In addition to providing an update on first quarter results, Target provide an unusual amount of detail on the cadence of sales during a highly dynamic period. For example, Target disclosed on March 25 that for the month of for the month of February comps increased 3.8%. Around the middle of March, there was an even stronger surge in traffic and sales, while category mix became heavily concentrated in the essentials and food and beverage categories. Later in the month, as customers across the country began to shelter in place, sales trends in stores softened significantly while digital sales accelerated dramatically. For the month in total, comparable sales increased in the low double digits, reflecting mid-single digit growth in stores and more than 100 percent in Target’s digital channels. Across the company’s merchandise assortment, March comparable sales increased approximately 40% in essentials and food and beverage, and by approximately 20% in hardlines. For the month, comparable sales declined in the low single digits in home and more than 30% in apparel and accessories.

In early April, sales trends were similar to late March, but improved meaningfully beginning April 15. Month-to-date in April, comparable sales have increased more than 5% as comparable sales declined in the mid-teens while digital comparable sales increased by more than 275%.
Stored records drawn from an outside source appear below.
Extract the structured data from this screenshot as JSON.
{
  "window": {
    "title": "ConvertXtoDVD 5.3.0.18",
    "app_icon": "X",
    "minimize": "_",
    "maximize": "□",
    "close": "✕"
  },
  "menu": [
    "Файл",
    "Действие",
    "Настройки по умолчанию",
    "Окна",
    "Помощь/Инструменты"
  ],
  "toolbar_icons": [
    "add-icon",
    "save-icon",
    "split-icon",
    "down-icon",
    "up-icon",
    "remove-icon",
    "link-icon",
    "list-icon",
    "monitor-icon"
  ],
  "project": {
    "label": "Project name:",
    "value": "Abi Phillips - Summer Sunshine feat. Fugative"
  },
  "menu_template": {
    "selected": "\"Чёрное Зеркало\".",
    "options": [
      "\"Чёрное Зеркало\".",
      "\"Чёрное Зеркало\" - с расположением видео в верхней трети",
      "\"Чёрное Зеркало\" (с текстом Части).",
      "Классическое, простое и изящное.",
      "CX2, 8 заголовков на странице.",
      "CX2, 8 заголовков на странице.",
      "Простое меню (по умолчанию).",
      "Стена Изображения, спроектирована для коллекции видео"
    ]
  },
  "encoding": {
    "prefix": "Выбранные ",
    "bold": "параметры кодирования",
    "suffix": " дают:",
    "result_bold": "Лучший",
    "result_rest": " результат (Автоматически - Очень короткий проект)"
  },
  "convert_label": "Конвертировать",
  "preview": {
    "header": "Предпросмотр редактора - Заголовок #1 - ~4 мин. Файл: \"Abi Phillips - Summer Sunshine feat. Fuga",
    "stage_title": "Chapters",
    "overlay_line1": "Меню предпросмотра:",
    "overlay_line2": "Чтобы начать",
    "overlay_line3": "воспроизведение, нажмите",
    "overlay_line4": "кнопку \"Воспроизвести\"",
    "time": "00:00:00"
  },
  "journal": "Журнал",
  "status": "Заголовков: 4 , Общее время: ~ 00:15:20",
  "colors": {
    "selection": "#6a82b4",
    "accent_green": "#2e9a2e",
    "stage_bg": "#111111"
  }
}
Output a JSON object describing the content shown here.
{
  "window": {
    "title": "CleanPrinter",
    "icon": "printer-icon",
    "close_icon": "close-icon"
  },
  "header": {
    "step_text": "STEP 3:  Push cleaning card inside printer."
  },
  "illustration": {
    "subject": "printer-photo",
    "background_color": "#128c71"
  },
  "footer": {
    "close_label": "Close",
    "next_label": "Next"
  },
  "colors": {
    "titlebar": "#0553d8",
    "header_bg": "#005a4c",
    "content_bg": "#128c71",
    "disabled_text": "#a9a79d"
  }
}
Target, like many retailers has withdrawn its sales and earning guidance due to COVID-19 uncertainty, however the company has warned its first quarter operating margin rate will be reduced by more than five percentage points.